  • Governance & Organization -- Integrates the interests of all stakeholders to provide strategic direction and mature management practices.
  • Strategic Investment Management -- Maintains the ability to deliver critical public services and enhance national security by identifying and minimizing non-strategic spending and connecting agency goals with financial investments.
  • Strategy & Planning -- Establishes and validates strategy grounded in financial practices and performance measurement within the framework of government requirements.
  • Strategic Enterprise Architecture -- Outlines the business, process and technology models required to execute operational agency goals.

Collaborative Management

An operating blueprint provides two strategic enablers: 360-degree enterprise models; and impact analyses and scenarios for true value creation. The 360-degree models can be of a process, an organization or a technology with the ability to proactively visualize the end-to-end goals and execution strategies before and during the implementation of costly and often irreversible strategies that can hamper goals. In government, as in business, these models create the opportunity to ask "what-if" and test scenarios that help vet problems and issues ahead of major financial commitments. Impact analyses and scenarios create multiple output scenarios, evaluate the end-to-end impact of each scenario, and arrive at the optimal solution.

An operating blueprint allows everyone in an enterprise to work together based on converged intelligence of new and emerging service delivery models, execution capabilities and drives cost and process efficiencies - without negatively impacting citizen service.

Make no mistake, every government is a big organization with a huge budget, a complex management hierarchy and diverse, sometimes conflicting stakeholders. And any large organization in today's complex global environment requires collaborative execution. Unless you collaborate on the development of a strategy, as well as the operational execution of that strategy, the organization will fail to create value. Therefore, every public service agency must create a collaborative management structure driven from an interconnected 360-degree enterprise model to execute the operational plan.

Conclusion

It's no secret that public agencies often operate like 'satellite republics', with little or no integrated communication. That leaves the end user -- the citizen -- with a marginalized level of public service. Every major organization in today's complex and constantly changing marketplace requires collaborative execution. As with the private sector, all public agencies are functioning within a global marketplace -- the key difference lies in the constituencies it serves.

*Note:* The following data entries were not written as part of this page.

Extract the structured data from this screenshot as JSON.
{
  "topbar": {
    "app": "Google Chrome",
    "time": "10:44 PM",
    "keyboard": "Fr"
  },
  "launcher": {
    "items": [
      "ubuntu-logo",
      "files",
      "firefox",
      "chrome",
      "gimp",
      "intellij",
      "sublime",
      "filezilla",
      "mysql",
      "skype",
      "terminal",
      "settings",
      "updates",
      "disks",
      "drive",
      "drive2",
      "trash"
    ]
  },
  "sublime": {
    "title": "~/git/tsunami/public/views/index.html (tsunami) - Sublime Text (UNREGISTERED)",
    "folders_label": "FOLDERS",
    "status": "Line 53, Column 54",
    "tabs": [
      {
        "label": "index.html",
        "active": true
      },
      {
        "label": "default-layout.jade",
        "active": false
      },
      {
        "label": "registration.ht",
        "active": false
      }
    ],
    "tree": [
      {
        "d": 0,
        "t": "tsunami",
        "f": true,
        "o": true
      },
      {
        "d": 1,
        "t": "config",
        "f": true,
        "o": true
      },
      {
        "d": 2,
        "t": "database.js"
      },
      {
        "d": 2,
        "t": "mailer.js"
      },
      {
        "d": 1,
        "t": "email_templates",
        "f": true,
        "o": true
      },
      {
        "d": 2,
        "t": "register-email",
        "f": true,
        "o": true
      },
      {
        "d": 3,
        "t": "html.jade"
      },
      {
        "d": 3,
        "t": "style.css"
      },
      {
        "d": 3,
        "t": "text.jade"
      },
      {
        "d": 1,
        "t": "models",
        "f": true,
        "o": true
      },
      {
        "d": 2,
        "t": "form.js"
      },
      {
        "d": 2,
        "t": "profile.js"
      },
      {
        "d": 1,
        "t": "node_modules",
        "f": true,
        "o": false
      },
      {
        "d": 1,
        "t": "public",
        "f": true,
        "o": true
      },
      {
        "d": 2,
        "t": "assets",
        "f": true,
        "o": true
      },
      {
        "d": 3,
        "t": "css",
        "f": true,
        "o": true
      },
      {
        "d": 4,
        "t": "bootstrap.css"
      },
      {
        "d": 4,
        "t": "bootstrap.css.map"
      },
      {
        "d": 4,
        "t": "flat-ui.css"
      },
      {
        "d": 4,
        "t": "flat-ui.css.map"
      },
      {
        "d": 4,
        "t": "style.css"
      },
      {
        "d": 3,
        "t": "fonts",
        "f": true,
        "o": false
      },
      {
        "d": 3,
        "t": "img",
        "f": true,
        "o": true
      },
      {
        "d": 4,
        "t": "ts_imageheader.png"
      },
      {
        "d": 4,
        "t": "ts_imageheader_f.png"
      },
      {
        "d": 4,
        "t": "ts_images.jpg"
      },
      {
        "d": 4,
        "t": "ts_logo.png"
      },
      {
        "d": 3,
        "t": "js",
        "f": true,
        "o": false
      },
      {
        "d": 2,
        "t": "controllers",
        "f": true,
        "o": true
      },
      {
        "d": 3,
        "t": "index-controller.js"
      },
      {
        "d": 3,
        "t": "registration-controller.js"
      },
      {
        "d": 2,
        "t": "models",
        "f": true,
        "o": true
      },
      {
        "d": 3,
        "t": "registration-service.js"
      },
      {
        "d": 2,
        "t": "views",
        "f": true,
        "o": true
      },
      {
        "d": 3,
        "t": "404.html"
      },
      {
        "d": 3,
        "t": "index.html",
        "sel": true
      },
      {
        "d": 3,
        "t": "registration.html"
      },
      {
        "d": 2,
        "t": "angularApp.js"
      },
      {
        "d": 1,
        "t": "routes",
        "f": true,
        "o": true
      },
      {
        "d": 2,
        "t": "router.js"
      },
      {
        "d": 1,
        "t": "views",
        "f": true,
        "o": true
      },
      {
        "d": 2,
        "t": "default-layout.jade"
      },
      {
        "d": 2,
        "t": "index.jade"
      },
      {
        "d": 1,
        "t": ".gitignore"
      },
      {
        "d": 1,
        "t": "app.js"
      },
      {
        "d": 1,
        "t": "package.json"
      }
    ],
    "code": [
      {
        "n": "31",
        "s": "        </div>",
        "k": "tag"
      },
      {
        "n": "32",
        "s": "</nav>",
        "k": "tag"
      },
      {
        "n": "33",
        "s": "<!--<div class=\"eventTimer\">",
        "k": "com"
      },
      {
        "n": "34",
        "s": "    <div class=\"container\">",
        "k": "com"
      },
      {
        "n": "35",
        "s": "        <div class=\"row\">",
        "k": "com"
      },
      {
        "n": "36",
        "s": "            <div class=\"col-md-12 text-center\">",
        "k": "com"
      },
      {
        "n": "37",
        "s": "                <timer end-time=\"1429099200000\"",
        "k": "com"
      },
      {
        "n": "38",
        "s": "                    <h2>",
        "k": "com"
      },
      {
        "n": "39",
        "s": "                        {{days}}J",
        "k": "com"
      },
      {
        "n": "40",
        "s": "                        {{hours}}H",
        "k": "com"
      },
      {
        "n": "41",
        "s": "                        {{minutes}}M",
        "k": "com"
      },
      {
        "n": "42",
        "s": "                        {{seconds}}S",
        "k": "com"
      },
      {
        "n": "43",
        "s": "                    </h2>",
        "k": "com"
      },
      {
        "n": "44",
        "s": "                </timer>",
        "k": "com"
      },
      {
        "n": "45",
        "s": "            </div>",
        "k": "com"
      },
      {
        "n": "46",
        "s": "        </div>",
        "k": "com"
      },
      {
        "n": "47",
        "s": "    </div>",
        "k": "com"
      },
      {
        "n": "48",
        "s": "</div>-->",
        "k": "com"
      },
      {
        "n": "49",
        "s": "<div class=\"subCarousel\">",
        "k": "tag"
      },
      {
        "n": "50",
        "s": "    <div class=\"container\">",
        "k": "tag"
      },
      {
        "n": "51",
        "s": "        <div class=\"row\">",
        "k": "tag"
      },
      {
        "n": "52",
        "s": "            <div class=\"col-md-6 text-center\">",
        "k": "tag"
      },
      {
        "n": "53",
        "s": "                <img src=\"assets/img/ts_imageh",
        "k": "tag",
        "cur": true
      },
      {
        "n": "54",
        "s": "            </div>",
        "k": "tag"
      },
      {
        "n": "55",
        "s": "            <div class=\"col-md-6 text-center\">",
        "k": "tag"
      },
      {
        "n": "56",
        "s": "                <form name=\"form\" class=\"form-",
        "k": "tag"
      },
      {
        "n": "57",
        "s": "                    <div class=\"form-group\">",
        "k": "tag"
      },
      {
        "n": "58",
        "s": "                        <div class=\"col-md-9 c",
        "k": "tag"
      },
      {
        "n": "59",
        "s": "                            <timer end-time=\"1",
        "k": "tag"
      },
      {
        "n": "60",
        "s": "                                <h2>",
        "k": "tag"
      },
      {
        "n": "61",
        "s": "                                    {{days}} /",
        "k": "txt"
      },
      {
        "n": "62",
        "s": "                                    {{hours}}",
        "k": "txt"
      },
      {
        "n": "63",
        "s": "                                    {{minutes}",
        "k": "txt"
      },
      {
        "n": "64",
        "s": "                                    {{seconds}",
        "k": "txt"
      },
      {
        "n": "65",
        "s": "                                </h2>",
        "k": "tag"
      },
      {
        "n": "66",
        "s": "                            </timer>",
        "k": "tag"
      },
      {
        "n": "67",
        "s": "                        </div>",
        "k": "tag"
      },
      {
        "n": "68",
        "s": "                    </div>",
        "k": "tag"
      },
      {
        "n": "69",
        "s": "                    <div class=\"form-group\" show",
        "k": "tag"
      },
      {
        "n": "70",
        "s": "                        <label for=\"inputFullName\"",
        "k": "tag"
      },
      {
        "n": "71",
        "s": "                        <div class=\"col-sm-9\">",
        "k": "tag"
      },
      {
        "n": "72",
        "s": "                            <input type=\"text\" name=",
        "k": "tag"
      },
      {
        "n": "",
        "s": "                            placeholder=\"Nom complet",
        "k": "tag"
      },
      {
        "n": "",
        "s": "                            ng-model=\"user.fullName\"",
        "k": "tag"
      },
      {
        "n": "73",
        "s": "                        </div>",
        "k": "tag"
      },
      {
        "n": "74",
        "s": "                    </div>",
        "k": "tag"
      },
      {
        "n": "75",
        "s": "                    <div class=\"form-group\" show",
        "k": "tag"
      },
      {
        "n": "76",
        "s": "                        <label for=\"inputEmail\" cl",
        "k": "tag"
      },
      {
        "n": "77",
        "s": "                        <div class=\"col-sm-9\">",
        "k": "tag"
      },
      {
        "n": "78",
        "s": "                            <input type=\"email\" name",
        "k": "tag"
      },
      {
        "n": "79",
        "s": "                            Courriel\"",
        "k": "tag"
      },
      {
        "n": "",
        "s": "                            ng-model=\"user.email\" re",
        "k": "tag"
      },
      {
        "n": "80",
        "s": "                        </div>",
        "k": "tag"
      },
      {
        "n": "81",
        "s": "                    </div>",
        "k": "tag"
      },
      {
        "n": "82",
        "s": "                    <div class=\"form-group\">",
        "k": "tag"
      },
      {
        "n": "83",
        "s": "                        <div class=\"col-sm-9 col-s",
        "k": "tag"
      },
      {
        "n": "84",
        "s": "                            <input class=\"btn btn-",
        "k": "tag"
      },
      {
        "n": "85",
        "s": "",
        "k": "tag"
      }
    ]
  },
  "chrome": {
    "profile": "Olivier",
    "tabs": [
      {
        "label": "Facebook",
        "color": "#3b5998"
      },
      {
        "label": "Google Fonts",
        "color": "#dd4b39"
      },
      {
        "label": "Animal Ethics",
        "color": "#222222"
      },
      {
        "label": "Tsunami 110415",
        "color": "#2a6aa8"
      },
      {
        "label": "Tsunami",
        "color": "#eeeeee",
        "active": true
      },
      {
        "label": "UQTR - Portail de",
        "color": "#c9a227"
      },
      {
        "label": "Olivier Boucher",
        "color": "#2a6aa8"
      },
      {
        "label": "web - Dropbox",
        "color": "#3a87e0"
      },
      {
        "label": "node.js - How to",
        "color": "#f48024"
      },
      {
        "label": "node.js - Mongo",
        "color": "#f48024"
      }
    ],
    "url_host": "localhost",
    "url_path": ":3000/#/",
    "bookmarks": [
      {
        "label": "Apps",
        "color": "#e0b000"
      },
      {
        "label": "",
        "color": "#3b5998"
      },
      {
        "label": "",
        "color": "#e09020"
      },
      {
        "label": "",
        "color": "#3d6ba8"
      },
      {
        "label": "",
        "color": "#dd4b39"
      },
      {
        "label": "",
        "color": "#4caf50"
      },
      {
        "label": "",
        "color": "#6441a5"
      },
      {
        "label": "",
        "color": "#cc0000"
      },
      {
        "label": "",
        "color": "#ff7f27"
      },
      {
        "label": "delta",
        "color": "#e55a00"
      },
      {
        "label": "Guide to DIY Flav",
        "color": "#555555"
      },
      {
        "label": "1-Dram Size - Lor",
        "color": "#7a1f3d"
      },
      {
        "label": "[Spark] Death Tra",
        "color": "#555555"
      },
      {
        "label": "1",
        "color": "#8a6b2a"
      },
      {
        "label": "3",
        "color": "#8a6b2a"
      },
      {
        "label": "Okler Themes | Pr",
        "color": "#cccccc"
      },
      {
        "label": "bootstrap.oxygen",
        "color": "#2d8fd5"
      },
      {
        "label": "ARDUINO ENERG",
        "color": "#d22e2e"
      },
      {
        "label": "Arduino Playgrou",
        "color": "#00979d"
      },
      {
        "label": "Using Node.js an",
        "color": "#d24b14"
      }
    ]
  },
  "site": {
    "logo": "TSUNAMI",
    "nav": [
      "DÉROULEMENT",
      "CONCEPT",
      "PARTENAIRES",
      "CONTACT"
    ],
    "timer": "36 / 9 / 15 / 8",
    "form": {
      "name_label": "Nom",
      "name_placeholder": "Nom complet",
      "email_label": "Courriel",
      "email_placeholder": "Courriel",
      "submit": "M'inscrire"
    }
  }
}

In the same manner that a company bears responsibility in answering to the company shareholders, a pubic agency is accountable to its stakeholders -- primarily the citizens that depend on an agency's critical services. At the end of the day, how a country is managed is by far the most important operation of all.

For more by Faisal Hoque, click here.